Find Information About:

Drugs & Supplements

Get information and reviews on prescription drugs, over-the-counter medications, vitamins, and supplements. Search by name or medical condition.

Pill Identifier

Pill Identifier

Having trouble identifying your pills?

Enter the shape, color, or imprint of your prescription or OTC drug. Our pill identification tool will display pictures that you can compare to your pill.

Get Started

My Medicine

Save your medicine, check interactions, sign up for FDA alerts, create family profiles and more.

Get Started

WebMD Health Experts and Community

Talk to health experts and other people like you in WebMD's Communities. It's a safe forum where you can create or participate in support groups and discussions about health topics that interest you.

  • Second Opinion

    Second Opinion

    Read expert perspectives on popular health topics.

  • Community


    Connect with people like you, and get expert guidance on living a healthy life.

Got a health question? Get answers provided by leading organizations, doctors, and experts.

Get Answers

Sign up to receive WebMD's award-winning content delivered to your inbox.

Sign Up

Anterior Cruciate Ligament (ACL) Injuries

Font Size

Exams and Tests

An anterior cruciate ligament (ACL) injury is diagnosed through a medical history and a physical exam. A doctor who specializes in knee injuries (for example, an orthopedic surgeon or sports medicine specialist) will usually be able to accurately diagnose an ACL injury after:

  • Taking your medical history. You will be asked how you injured your knee, about your symptoms at the time of injury, whether you have had any other knee injuries, and general questions about your health.
  • Checking your knees for stability, strength, range of movement, swelling, and tenderness. Tests for stability include a Lachman test and a pivot shift test. The Lachman test compares the degree of looseness (laxity) in your knees.
  • Looking at an X-ray, which is usually done for any knee injury if there is pain, swelling, or you cannot put your weight on the leg. Although an ACL injury cannot be directly diagnosed by an X-ray, an X-ray can show whether a bone is broken, any bone fragments are in the knee, the ACL is torn from the bone (avulsion), or blood is present in the knee (effusion).

If you see your doctor soon after your injury, the pain and the degree of swelling and muscle tenseness may make it difficult for your doctor to accurately diagnose the condition.

More imaging tests

Other tests that may help your doctor see how badly the knee is injured include:

  • An MRI. It can identify an ACL tear or other problems, such as meniscus tears or other ligament injuries.
  • A CT scan. It can be done to see any small breaks in the bones.
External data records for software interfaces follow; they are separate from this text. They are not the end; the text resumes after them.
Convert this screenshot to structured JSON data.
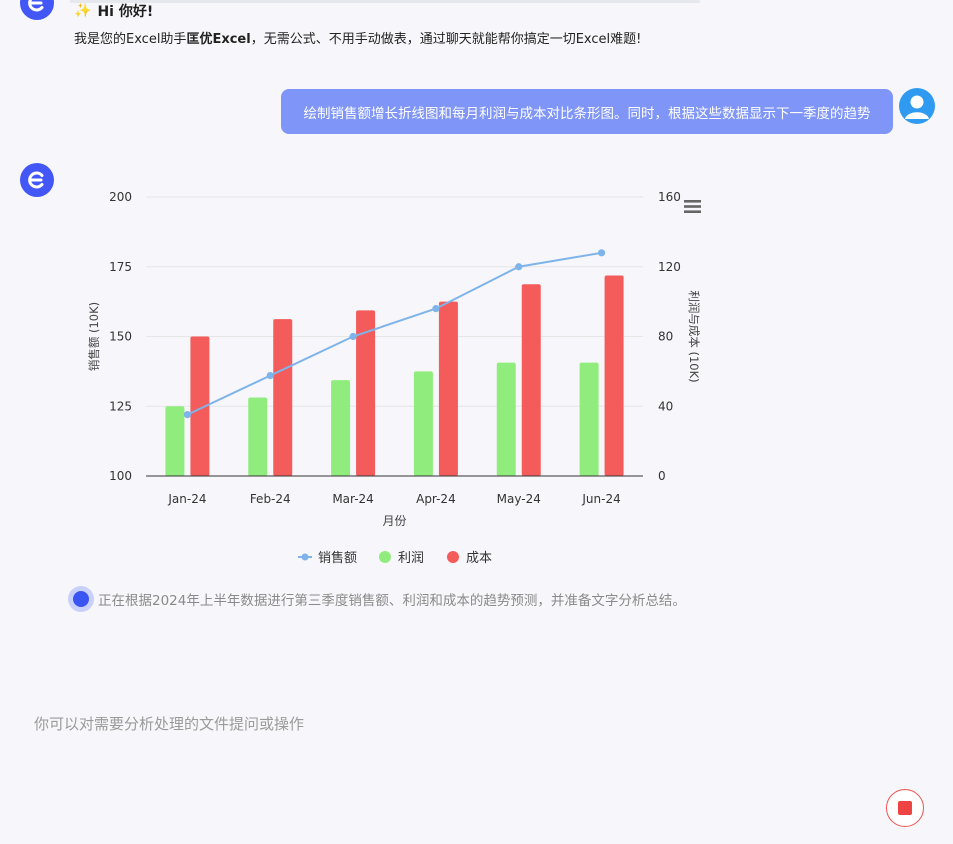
{
  "greeting": {
    "title": "Hi 你好!",
    "line_prefix": "我是您的Excel助手",
    "assistant_name": "匡优Excel",
    "line_suffix": "，无需公式、不用手动做表，通过聊天就能帮你搞定一切Excel难题!"
  },
  "bot_avatar_glyph": "Ɛ",
  "user_message": "绘制销售额增长折线图和每月利润与成本对比条形图。同时，根据这些数据显示下一季度的趋势",
  "chart_data": {
    "type": "bar",
    "categories": [
      "Jan-24",
      "Feb-24",
      "Mar-24",
      "Apr-24",
      "May-24",
      "Jun-24"
    ],
    "xlabel": "月份",
    "ylabel_left": "销售额 (10K)",
    "ylabel_right": "利润与成本 (10K)",
    "ylim_left": [
      100,
      200
    ],
    "ylim_right": [
      0,
      160
    ],
    "yticks_left": [
      100,
      125,
      150,
      175,
      200
    ],
    "yticks_right": [
      0,
      40,
      80,
      120,
      160
    ],
    "series": [
      {
        "name": "销售额",
        "type": "line",
        "axis": "left",
        "color": "#7eb4ea",
        "values": [
          122,
          136,
          150,
          160,
          175,
          180
        ]
      },
      {
        "name": "利润",
        "type": "bar",
        "axis": "right",
        "color": "#90ed7d",
        "values": [
          40,
          45,
          55,
          60,
          65,
          65
        ]
      },
      {
        "name": "成本",
        "type": "bar",
        "axis": "right",
        "color": "#f45b5b",
        "values": [
          80,
          90,
          95,
          100,
          110,
          115
        ]
      }
    ],
    "legend_position": "bottom-center",
    "grid": true
  },
  "status": {
    "text": "正在根据2024年上半年数据进行第三季度销售额、利润和成本的趋势预测，并准备文字分析总结。"
  },
  "input": {
    "placeholder": "你可以对需要分析处理的文件提问或操作"
  },
  "colors": {
    "accent": "#4257f5",
    "user_bubble": "#7f95f7",
    "stop": "#ef4444"
  }
}
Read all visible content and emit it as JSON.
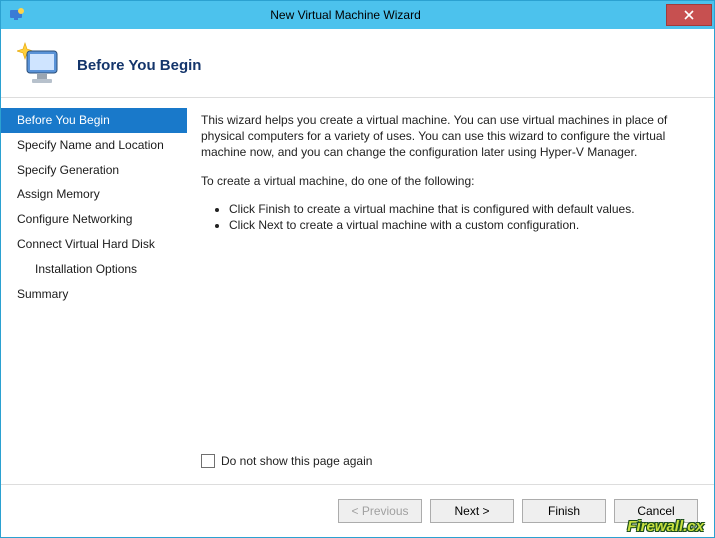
{
  "window": {
    "title": "New Virtual Machine Wizard"
  },
  "header": {
    "title": "Before You Begin"
  },
  "sidebar": {
    "steps": [
      "Before You Begin",
      "Specify Name and Location",
      "Specify Generation",
      "Assign Memory",
      "Configure Networking",
      "Connect Virtual Hard Disk",
      "Installation Options",
      "Summary"
    ]
  },
  "content": {
    "intro": "This wizard helps you create a virtual machine. You can use virtual machines in place of physical computers for a variety of uses. You can use this wizard to configure the virtual machine now, and you can change the configuration later using Hyper-V Manager.",
    "prompt": "To create a virtual machine, do one of the following:",
    "bullets": [
      "Click Finish to create a virtual machine that is configured with default values.",
      "Click Next to create a virtual machine with a custom configuration."
    ],
    "checkbox_label": "Do not show this page again"
  },
  "footer": {
    "previous": "< Previous",
    "next": "Next >",
    "finish": "Finish",
    "cancel": "Cancel"
  },
  "watermark": "Firewall.cx"
}
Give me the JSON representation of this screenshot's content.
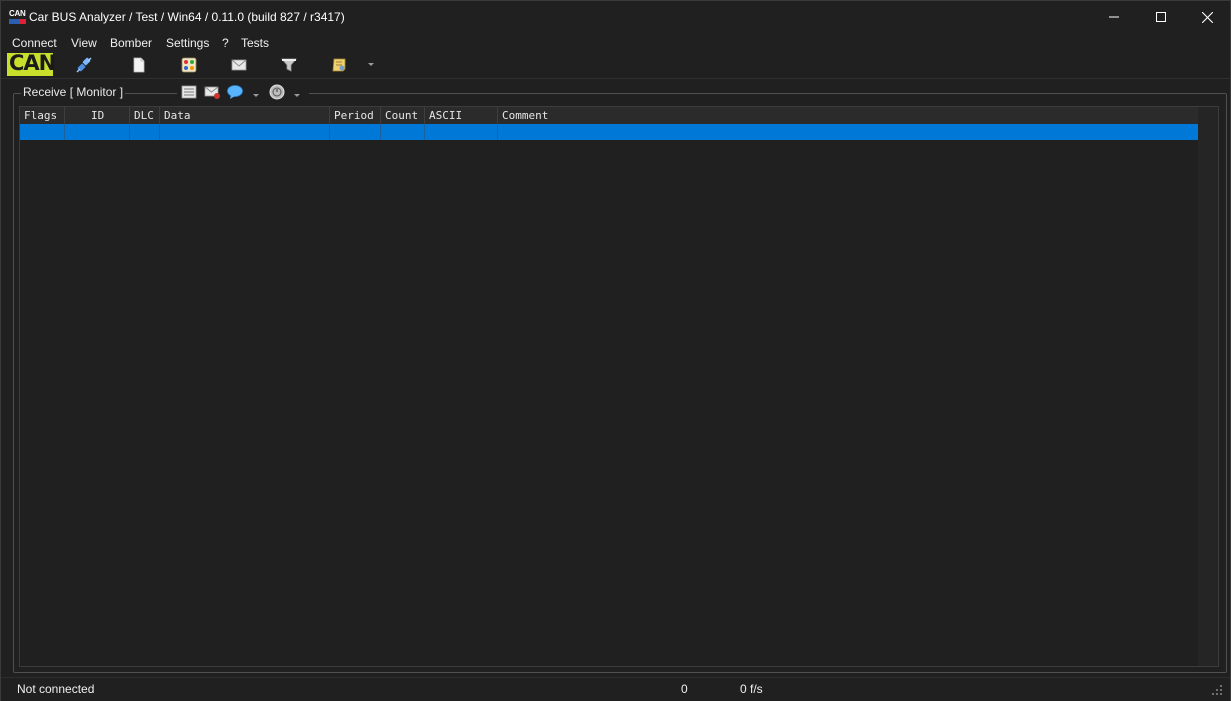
{
  "window": {
    "title": "Car BUS Analyzer / Test / Win64 / 0.11.0 (build 827 / r3417)",
    "app_icon_text": "CAN"
  },
  "menu": [
    "Connect",
    "View",
    "Bomber",
    "Settings",
    "?",
    "Tests"
  ],
  "toolbar": {
    "logo_text": "CAN",
    "icons": [
      "connect-plug-icon",
      "new-document-icon",
      "palette-icon",
      "envelope-icon",
      "filter-funnel-icon",
      "script-scroll-icon",
      "dropdown-arrow-icon"
    ]
  },
  "panel": {
    "label": "Receive [ Monitor ]",
    "tools": [
      "list-view-icon",
      "envelope-delete-icon",
      "comment-bubble-icon",
      "clock-icon"
    ]
  },
  "table": {
    "columns": [
      "Flags",
      "ID",
      "DLC",
      "Data",
      "Period",
      "Count",
      "ASCII",
      "Comment"
    ],
    "rows": [
      {
        "Flags": "",
        "ID": "",
        "DLC": "",
        "Data": "",
        "Period": "",
        "Count": "",
        "ASCII": "",
        "Comment": ""
      }
    ],
    "selected_row": 0
  },
  "status": {
    "connection": "Not connected",
    "count": "0",
    "rate": "0 f/s"
  },
  "colors": {
    "background": "#202020",
    "selection": "#0078d7",
    "logo": "#c8df2c"
  }
}
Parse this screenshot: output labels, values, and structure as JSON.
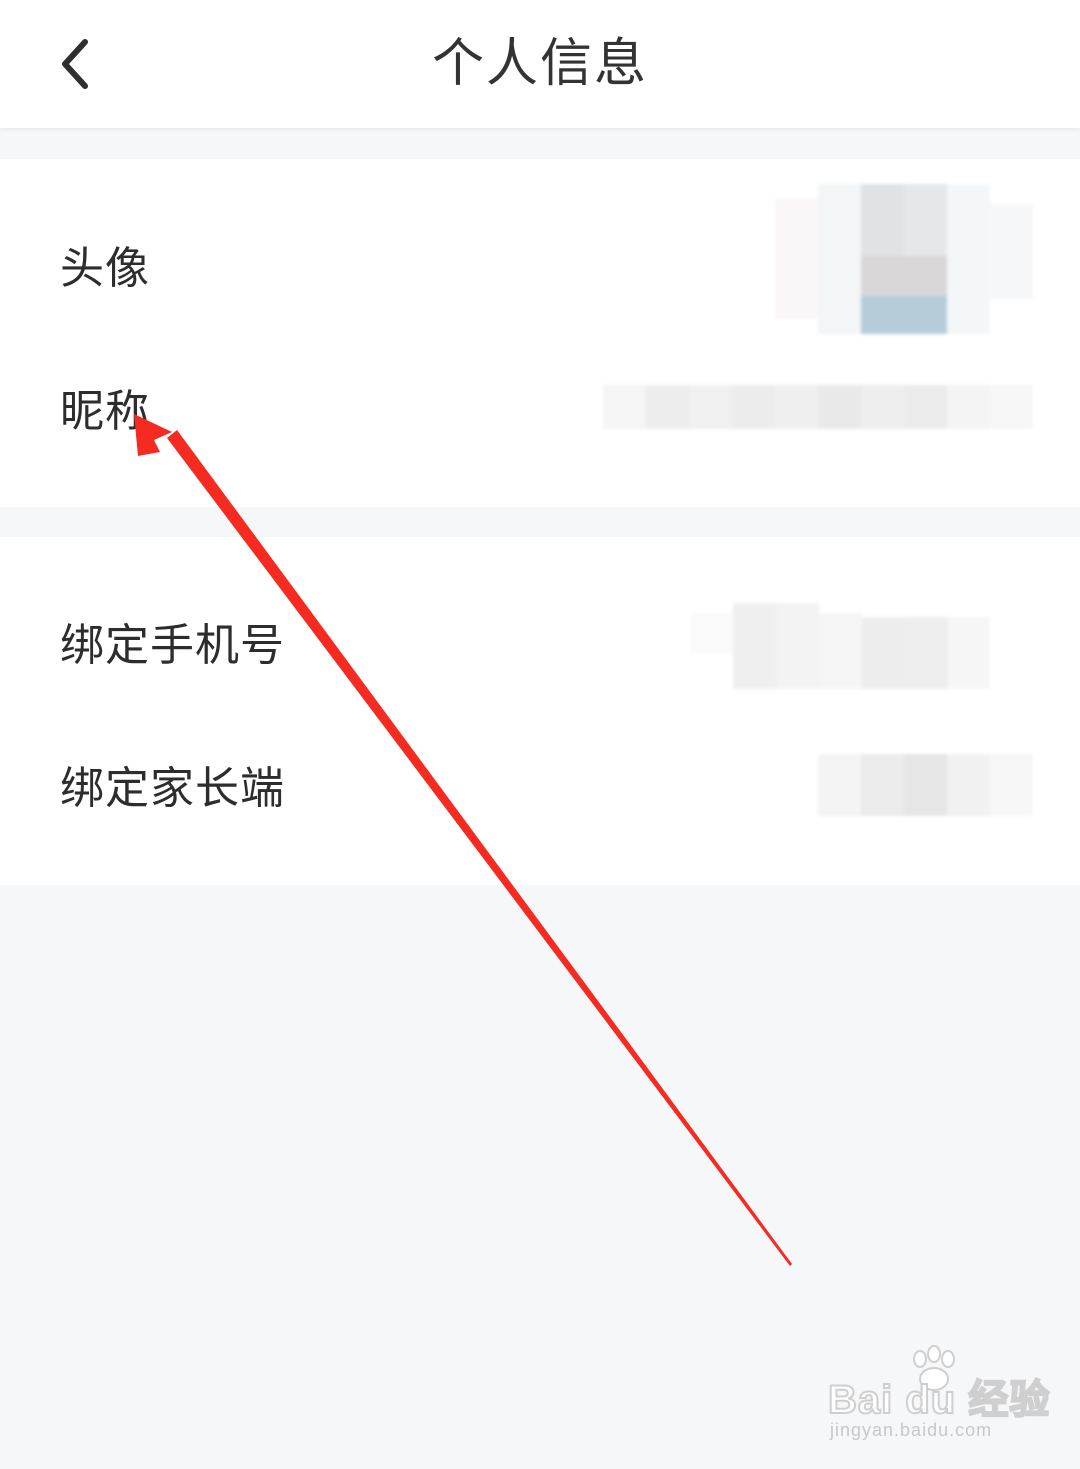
{
  "header": {
    "title": "个人信息",
    "back_icon": "chevron-left-icon"
  },
  "groups": [
    {
      "rows": [
        {
          "label": "头像",
          "value_type": "avatar-image-blurred"
        },
        {
          "label": "昵称",
          "value_type": "text-blurred"
        }
      ]
    },
    {
      "rows": [
        {
          "label": "绑定手机号",
          "value_type": "text-blurred"
        },
        {
          "label": "绑定家长端",
          "value_type": "text-blurred"
        }
      ]
    }
  ],
  "annotation": {
    "type": "red-arrow",
    "color": "#f52a20",
    "points_to": "昵称"
  },
  "watermark": {
    "brand": "Bai du 经验",
    "url": "jingyan.baidu.com",
    "icon": "paw-icon"
  },
  "colors": {
    "background": "#f6f7f9",
    "surface": "#ffffff",
    "text": "#2d2d2d",
    "annotation": "#f52a20"
  }
}
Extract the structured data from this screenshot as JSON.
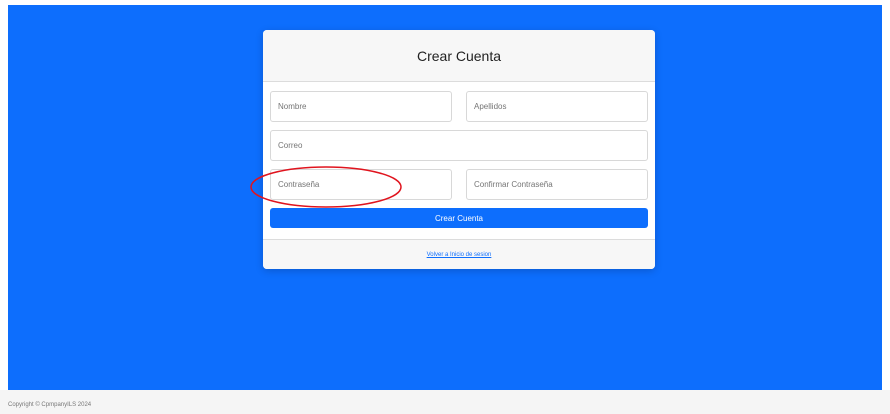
{
  "card": {
    "title": "Crear Cuenta"
  },
  "form": {
    "nombre": {
      "placeholder": "Nombre",
      "value": ""
    },
    "apellidos": {
      "placeholder": "Apellidos",
      "value": ""
    },
    "correo": {
      "placeholder": "Correo",
      "value": ""
    },
    "contrasena": {
      "placeholder": "Contraseña",
      "value": ""
    },
    "confirmar_contrasena": {
      "placeholder": "Confirmar Contraseña",
      "value": ""
    },
    "submit_label": "Crear Cuenta"
  },
  "links": {
    "back_to_login": "Volver a Inicio de sesion"
  },
  "footer": {
    "copyright": "Copyright © CpmpanyILS 2024"
  },
  "colors": {
    "background": "#0d6efd",
    "button": "#0d6efd",
    "annotation": "#e0141e"
  }
}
Looking at fluid in the knee

If your knee looks red, feels warm to the touch, or is very swollen, a knee joint aspiration (arthrocentesis) may be done. This involves removing fluid from the knee joint with a needle. It is done to:

  • Help relieve pain and pressure. This may make the physical exam easier and make you more comfortable.
  • Check joint fluid for possible infection or inflammation.
  • Look for blood, which may mean there is a tear.
  • Look for drops of fat, which may mean there is a broken bone.

Local anesthetic may be injected to reduce pain and make the knee easier to examine.


WebMD Medical Reference from Healthwise

Last Updated: November 14, 2014
This information is not intended to replace the advice of a doctor. Healthwise disclaims any liability for the decisions you make based on this information.
Next Article:

Hot Topics

WebMD Video: Now Playing

Click here to wach video: Dirty Truth About Hand Washing

Which sex is the worst about washing up? Why is it so important? We’ve got the dirty truth on how and when to wash your hands.

Click here to watch video: Dirty Truth About Hand Washing

Popular Slideshows & Tools on WebMD

disciplining a boy
Types, symptoms, causes.
Remember your finger
Are You Getting More Forgetful?
fruit drinks
Eat these to think better.
No gym workout
Moves to help control blood sugar.
acupuncture needle on shoulder
10 tips to look and feel good.
Close up of eye
12 reasons you're distracted.
birth control pills
Which kind is right for you?
embarrassed woman
Do you feel guilty after eating?
Epinephrine Injection using Auto-Injector Syringe
Life-threatening triggers.
woman biting a big ice cube
Habits that wreck your teeth.
pacemaker next to xray
Treatment options.
caregiver with parent
10 tips for daily life.

Women's Health Newsletter

Find out what women really need.